Using the entries below, copy out all lines where "label" is found.

Entries from a dataset of interfaces
--------------------------------------------------

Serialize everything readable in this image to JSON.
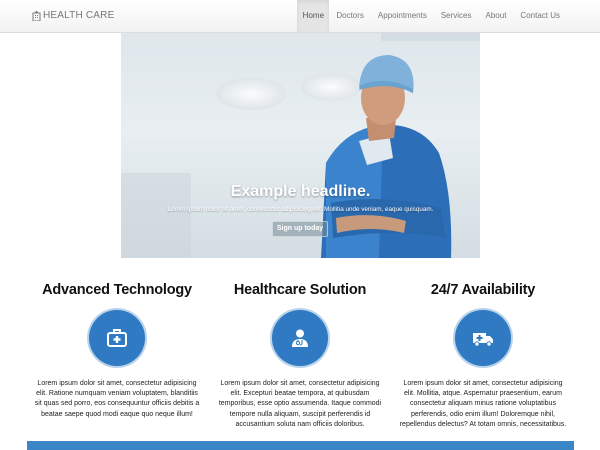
{
  "brand": {
    "name": "HEALTH CARE",
    "icon": "hospital-icon"
  },
  "nav": {
    "items": [
      {
        "label": "Home",
        "active": true
      },
      {
        "label": "Doctors"
      },
      {
        "label": "Appointments"
      },
      {
        "label": "Services"
      },
      {
        "label": "About"
      },
      {
        "label": "Contact Us"
      }
    ]
  },
  "hero": {
    "headline": "Example headline.",
    "subtext": "Lorem ipsum dolor sit amet, consectetur adipisicing elit. Mollitia unde veniam, eaque quisquam.",
    "button": "Sign up today"
  },
  "features": [
    {
      "title": "Advanced Technology",
      "icon": "medical-kit-icon",
      "text": "Lorem ipsum dolor sit amet, consectetur adipisicing elit. Ratione numquam veniam voluptatem, blanditiis sit quas sed porro, eos consequuntur officiis debitis a beatae saepe quod modi eaque quo neque illum!"
    },
    {
      "title": "Healthcare Solution",
      "icon": "doctor-icon",
      "text": "Lorem ipsum dolor sit amet, consectetur adipisicing elit. Excepturi beatae tempora, at quibusdam temporibus, esse optio assumenda. Itaque commodi tempore nulla aliquam, suscipit perferendis id accusantium soluta nam officiis doloribus."
    },
    {
      "title": "24/7 Availability",
      "icon": "ambulance-icon",
      "text": "Lorem ipsum dolor sit amet, consectetur adipisicing elit. Mollitia, atque. Aspernatur praesentium, earum consectetur aliquam minus ratione voluptatibus perferendis, odio enim illum! Doloremque nihil, repellendus delectus? At totam omnis, necessitatibus."
    }
  ],
  "colors": {
    "accent": "#2f7ac2",
    "footer_bar": "#3b86c7"
  }
}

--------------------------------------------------

**SOLUTION TO THIS TASK:**
        "label": "Home",
        "label": "Doctors"
        "label": "Appointments"
        "label": "Services"
        "label": "About"
        "label": "Contact Us"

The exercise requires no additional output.